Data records

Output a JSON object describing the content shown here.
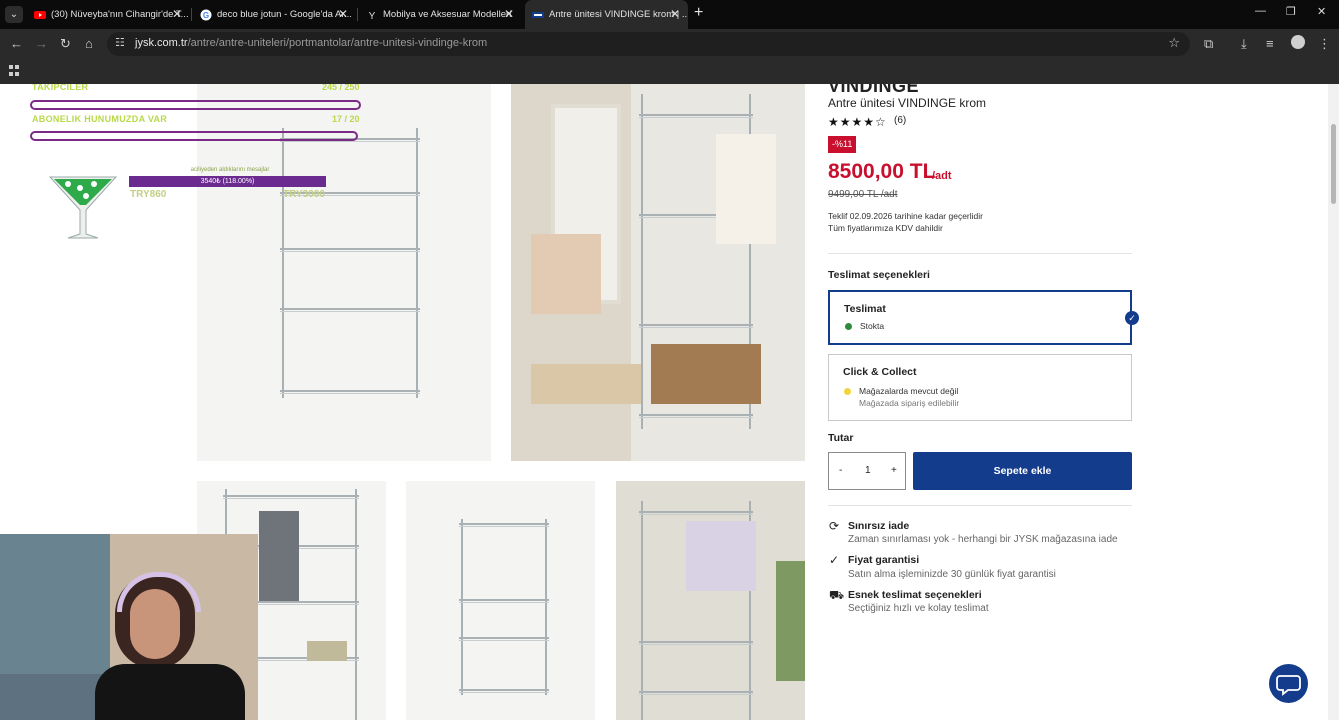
{
  "browser": {
    "tabs": [
      {
        "title": "(30) Nüveyba'nın Cihangir'de T...",
        "favicon": "youtube-icon",
        "active": false
      },
      {
        "title": "deco blue jotun - Google'da Ar...",
        "favicon": "google-icon",
        "active": false
      },
      {
        "title": "Mobilya ve Aksesuar Modelleri",
        "favicon": "y-icon",
        "active": false
      },
      {
        "title": "Antre ünitesi VINDINGE krom | ...",
        "favicon": "jysk-icon",
        "active": true
      }
    ],
    "url_domain": "jysk.com.tr",
    "url_path": "/antre/antre-uniteleri/portmantolar/antre-unitesi-vindinge-krom"
  },
  "overlay": {
    "followers_label": "TAKIPCILER",
    "followers_count": "245 / 250",
    "members_label": "ABONELIK HUNUMUZDA VAR",
    "members_count": "17 / 20",
    "goal_caption": "aciliyeden aldıklarını mesajlar",
    "goal_text": "3540₺ (118.00%)",
    "try_left": "TRY860",
    "try_right": "TRY3000"
  },
  "product": {
    "title_cut": "VINDINGE",
    "name": "Antre ünitesi VINDINGE krom",
    "rating": 4,
    "reviews": "(6)",
    "discount_badge": "-%11",
    "price": "8500,00 TL",
    "price_unit": "/adt",
    "old_price": "9499,00 TL /adt",
    "offer_line1": "Teklif 02.09.2026 tarihine kadar geçerlidir",
    "offer_line2": "Tüm fiyatlarımıza KDV dahildir"
  },
  "delivery": {
    "section_title": "Teslimat seçenekleri",
    "option1_title": "Teslimat",
    "option1_status": "Stokta",
    "option2_title": "Click & Collect",
    "option2_status": "Mağazalarda mevcut değil",
    "option2_sub": "Mağazada sipariş edilebilir",
    "colors": {
      "in_stock": "#2e8b3d",
      "not_available": "#f2d43a"
    }
  },
  "purchase": {
    "quantity_label": "Tutar",
    "minus": "-",
    "quantity": "1",
    "plus": "+",
    "add_to_cart": "Sepete ekle"
  },
  "usps": [
    {
      "title": "Sınırsız iade",
      "sub": "Zaman sınırlaması yok - herhangi bir JYSK mağazasına iade",
      "icon": "refresh-icon"
    },
    {
      "title": "Fiyat garantisi",
      "sub": "Satın alma işleminizde 30 günlük fiyat garantisi",
      "icon": "check-circle-icon"
    },
    {
      "title": "Esnek teslimat seçenekleri",
      "sub": "Seçtiğiniz hızlı ve kolay teslimat",
      "icon": "truck-icon"
    }
  ],
  "colors": {
    "brand": "#143c8c",
    "price": "#c8102e"
  }
}
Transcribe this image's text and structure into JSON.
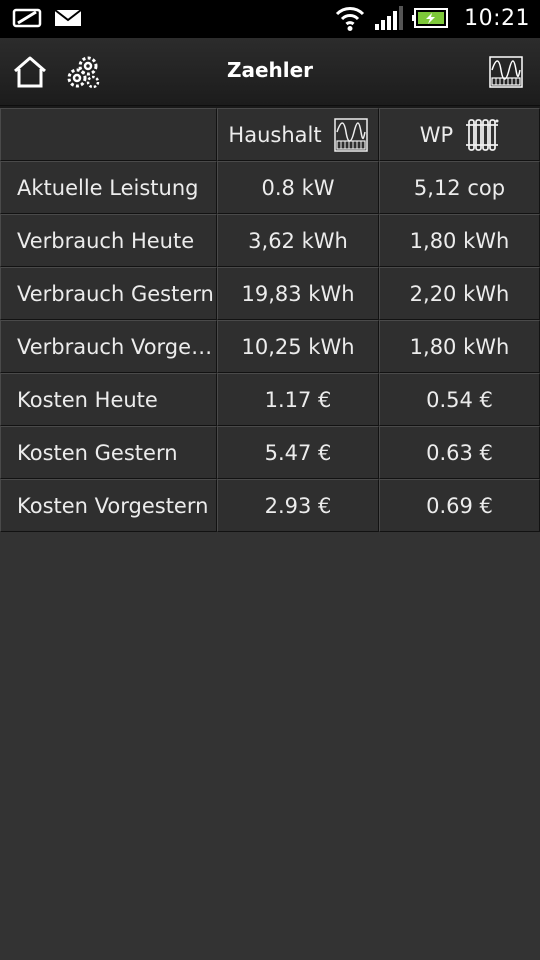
{
  "status_bar": {
    "time": "10:21",
    "left_icons": [
      "notification-icon",
      "mail-icon"
    ],
    "right_icons": [
      "wifi-icon",
      "signal-icon",
      "battery-charging-icon"
    ]
  },
  "action_bar": {
    "title": "Zaehler",
    "icons": [
      "home-icon",
      "gears-icon",
      "meter-icon"
    ]
  },
  "table": {
    "columns": [
      {
        "label": "",
        "icon": ""
      },
      {
        "label": "Haushalt",
        "icon": "meter-icon"
      },
      {
        "label": "WP",
        "icon": "radiator-icon"
      }
    ],
    "rows": [
      {
        "label": "Aktuelle Leistung",
        "haushalt": "0.8 kW",
        "wp": "5,12 cop"
      },
      {
        "label": "Verbrauch Heute",
        "haushalt": "3,62 kWh",
        "wp": "1,80 kWh"
      },
      {
        "label": "Verbrauch Gestern",
        "haushalt": "19,83 kWh",
        "wp": "2,20 kWh"
      },
      {
        "label": "Verbrauch Vorgeste...",
        "haushalt": "10,25 kWh",
        "wp": "1,80 kWh"
      },
      {
        "label": "Kosten Heute",
        "haushalt": "1.17 €",
        "wp": "0.54 €"
      },
      {
        "label": "Kosten Gestern",
        "haushalt": "5.47 €",
        "wp": "0.63 €"
      },
      {
        "label": "Kosten Vorgestern",
        "haushalt": "2.93 €",
        "wp": "0.69 €"
      }
    ]
  },
  "colors": {
    "background": "#333333",
    "cell": "#2f2f2f",
    "status_bar": "#000000",
    "battery_fill": "#7ec83a"
  }
}
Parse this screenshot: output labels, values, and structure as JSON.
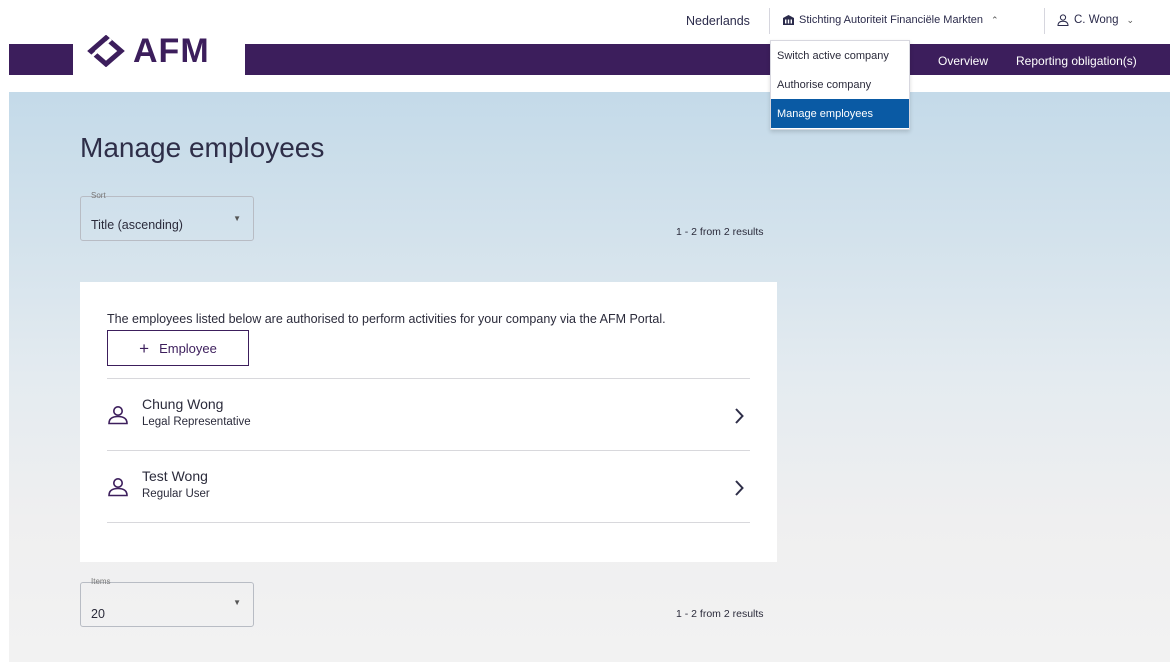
{
  "topbar": {
    "language": "Nederlands",
    "company": "Stichting Autoriteit Financiële Markten",
    "user": "C. Wong"
  },
  "brand": {
    "logo_text": "AFM",
    "color": "#3c1e5c"
  },
  "nav": {
    "overview": "Overview",
    "reporting": "Reporting obligation(s)"
  },
  "company_menu": {
    "items": [
      {
        "label": "Switch active company"
      },
      {
        "label": "Authorise company"
      },
      {
        "label": "Manage employees"
      }
    ],
    "active_color": "#0a5aa4"
  },
  "page": {
    "title": "Manage employees"
  },
  "sort": {
    "legend": "Sort",
    "value": "Title (ascending)"
  },
  "items": {
    "legend": "Items",
    "value": "20"
  },
  "results_text": "1 - 2 from 2 results",
  "card": {
    "intro": "The employees listed below are authorised to perform activities for your company via the AFM Portal.",
    "add_button": "Employee",
    "employees": [
      {
        "name": "Chung Wong",
        "role": "Legal Representative"
      },
      {
        "name": "Test Wong",
        "role": "Regular User"
      }
    ]
  },
  "icons": {
    "building": "building-icon",
    "user": "user-icon",
    "chevron": "chevron-right-icon",
    "plus": "plus-icon"
  }
}
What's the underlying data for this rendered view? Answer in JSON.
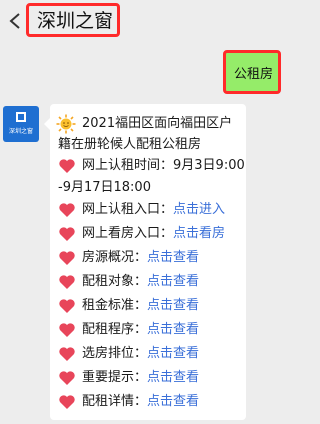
{
  "header": {
    "title": "深圳之窗"
  },
  "user_message": {
    "text": "公租房"
  },
  "bot": {
    "avatar_label": "深圳之窗"
  },
  "reply": {
    "intro_line1": "2021福田区面向福田区户",
    "intro_line2": "籍在册轮候人配租公租房",
    "time_line1": "网上认租时间：9月3日9:00",
    "time_line2": "-9月17日18:00",
    "items": [
      {
        "label": "网上认租入口：",
        "link": "点击进入"
      },
      {
        "label": "网上看房入口：",
        "link": "点击看房"
      },
      {
        "label": "房源概况：",
        "link": "点击查看"
      },
      {
        "label": "配租对象：",
        "link": "点击查看"
      },
      {
        "label": "租金标准：",
        "link": "点击查看"
      },
      {
        "label": "配租程序：",
        "link": "点击查看"
      },
      {
        "label": "选房排位：",
        "link": "点击查看"
      },
      {
        "label": "重要提示：",
        "link": "点击查看"
      },
      {
        "label": "配租详情：",
        "link": "点击查看"
      }
    ]
  },
  "colors": {
    "link": "#3a6fd8",
    "highlight_border": "#ff2a2a",
    "user_bubble": "#95ec69",
    "heart": "#e8455a"
  }
}
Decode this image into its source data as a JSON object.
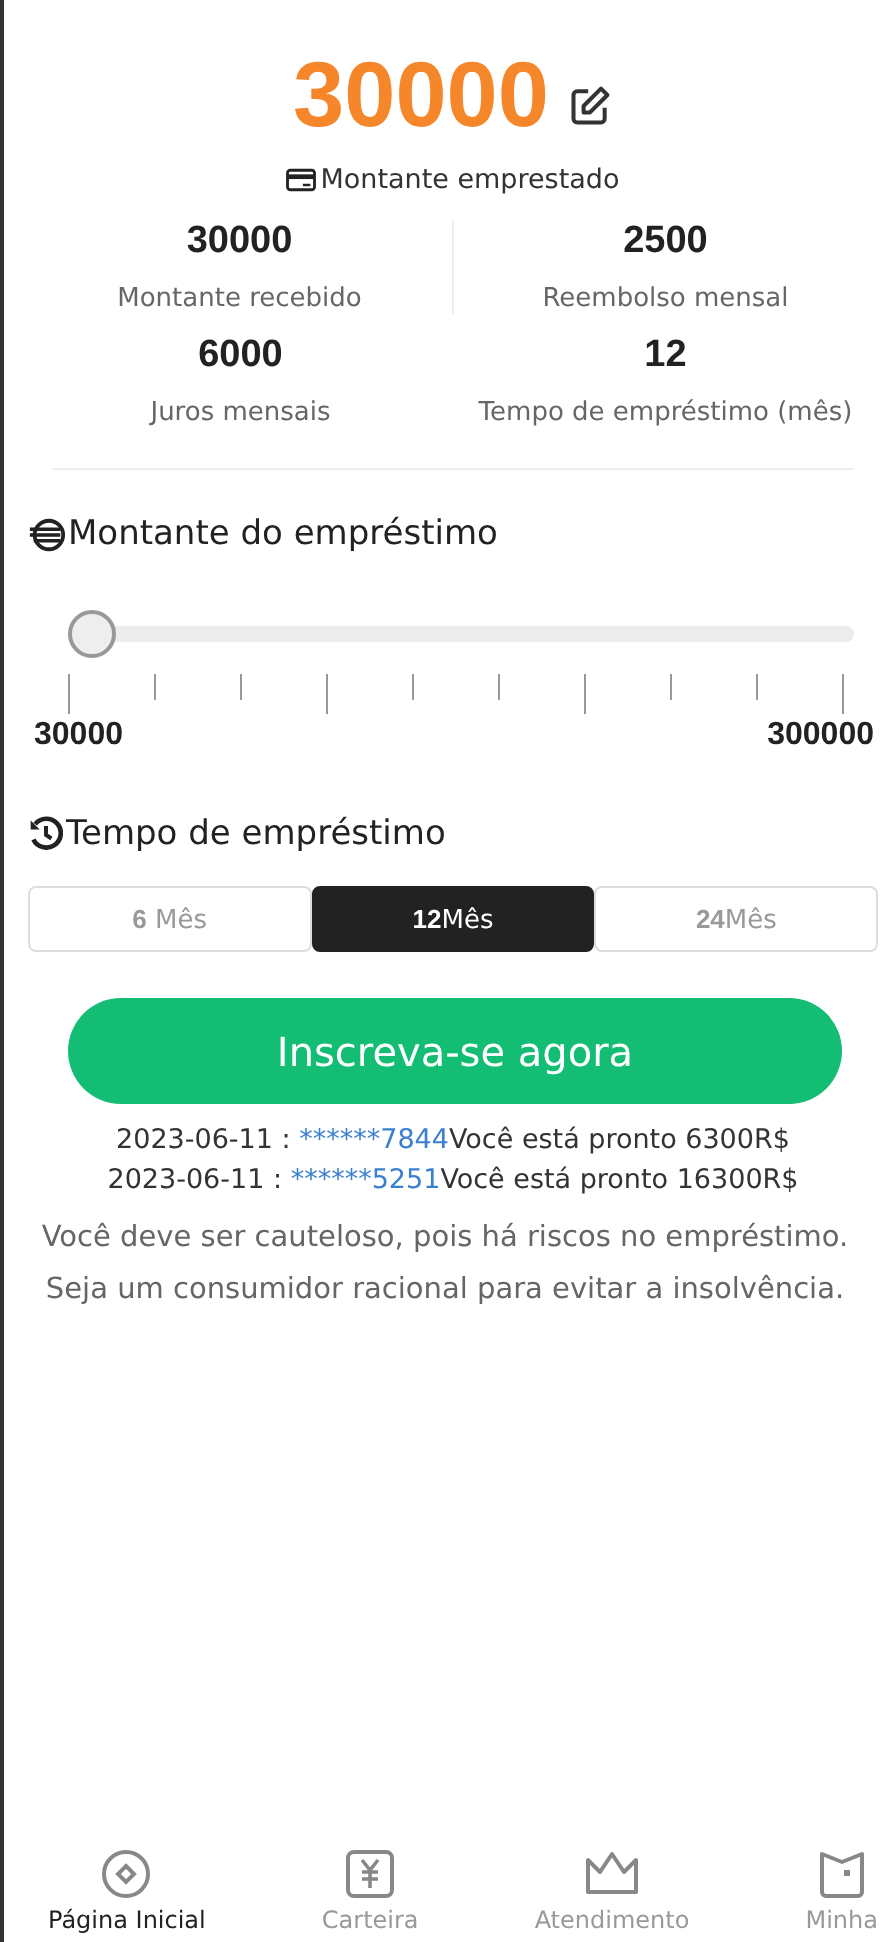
{
  "amount": {
    "value": "30000",
    "label": "Montante emprestado"
  },
  "stats": [
    {
      "value": "30000",
      "label": "Montante recebido"
    },
    {
      "value": "2500",
      "label": "Reembolso mensal"
    },
    {
      "value": "6000",
      "label": "Juros mensais"
    },
    {
      "value": "12",
      "label": "Tempo de empréstimo (mês)"
    }
  ],
  "loan_amount": {
    "title": "Montante do empréstimo",
    "level": 0,
    "min_label": "30000",
    "max_label": "300000"
  },
  "loan_term": {
    "title": "Tempo de empréstimo",
    "options": [
      {
        "number": "6",
        "unit": " Mês",
        "selected": false
      },
      {
        "number": "12",
        "unit": "Mês",
        "selected": true
      },
      {
        "number": "24",
        "unit": "Mês",
        "selected": false
      }
    ]
  },
  "apply_button": "Inscreva-se agora",
  "ticker": [
    {
      "date": "2023-06-11 : ",
      "account": "******7844",
      "message": "Você está pronto 6300R$"
    },
    {
      "date": "2023-06-11 : ",
      "account": "******5251",
      "message": "Você está pronto 16300R$"
    }
  ],
  "warning": "Você deve ser cauteloso, pois há riscos no empréstimo. Seja um consumidor racional para evitar a insolvência.",
  "tab_bar": [
    {
      "label": "Página Inicial",
      "selected": true
    },
    {
      "label": "Carteira",
      "selected": false
    },
    {
      "label": "Atendimento",
      "selected": false
    },
    {
      "label": "Minha",
      "selected": false
    }
  ]
}
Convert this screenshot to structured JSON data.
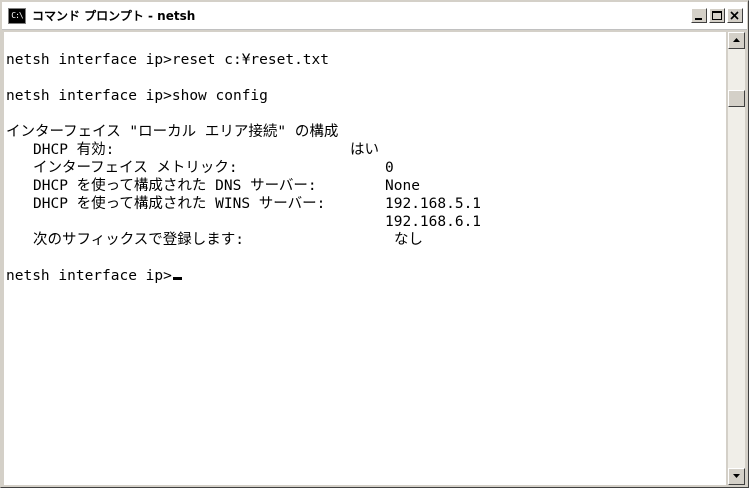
{
  "window": {
    "title": "コマンド プロンプト - netsh",
    "icon_label": "C:\\",
    "minimize_icon": "minimize-icon",
    "maximize_icon": "maximize-icon",
    "close_icon": "close-icon"
  },
  "console": {
    "cmd1": "netsh interface ip>reset c:¥reset.txt",
    "cmd2": "netsh interface ip>show config",
    "section_header": "インターフェイス \"ローカル エリア接続\" の構成",
    "dhcp_label": "DHCP 有効:",
    "dhcp_value": "はい",
    "metric_label": "インターフェイス メトリック:",
    "metric_value": "0",
    "dns_label": "DHCP を使って構成された DNS サーバー:",
    "dns_value": "None",
    "wins_label": "DHCP を使って構成された WINS サーバー:",
    "wins_value_1": "192.168.5.1",
    "wins_value_2": "192.168.6.1",
    "suffix_label": "次のサフィックスで登録します:",
    "suffix_value": "なし",
    "prompt": "netsh interface ip>"
  },
  "scrollbar": {
    "up_icon": "scroll-up-arrow-icon",
    "down_icon": "scroll-down-arrow-icon"
  }
}
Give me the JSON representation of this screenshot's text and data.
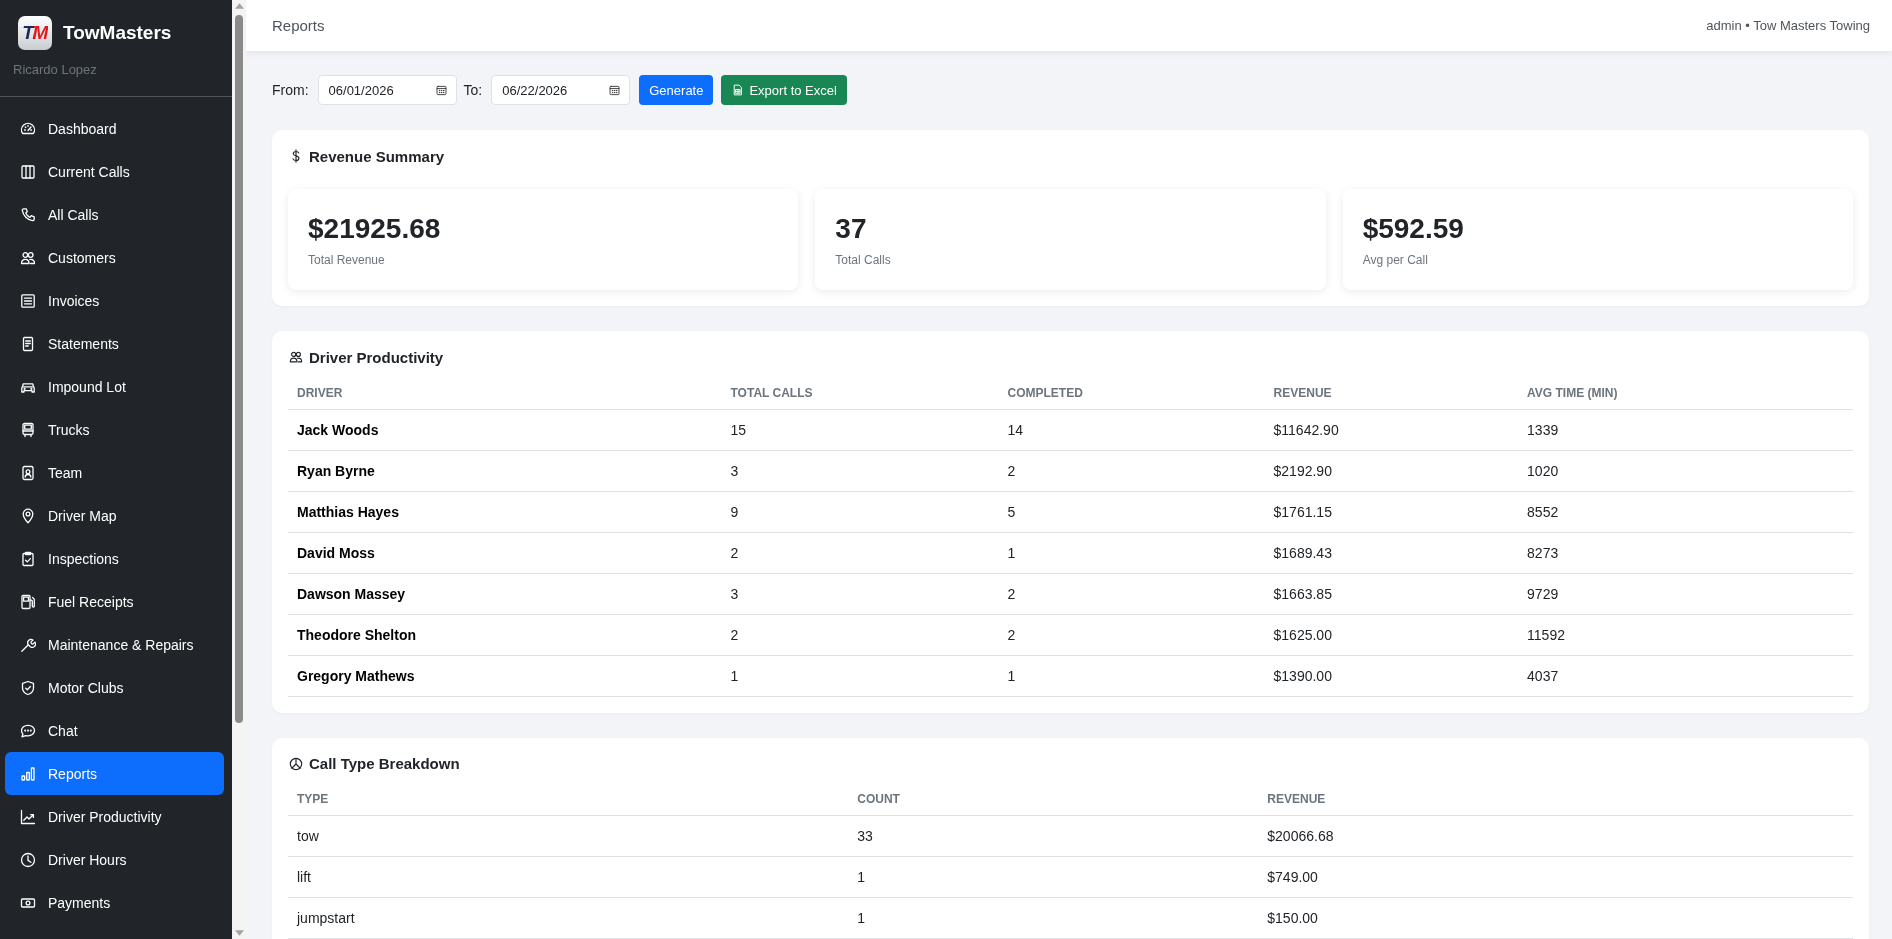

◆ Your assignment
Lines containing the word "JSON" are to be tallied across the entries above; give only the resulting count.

◆ Response box
7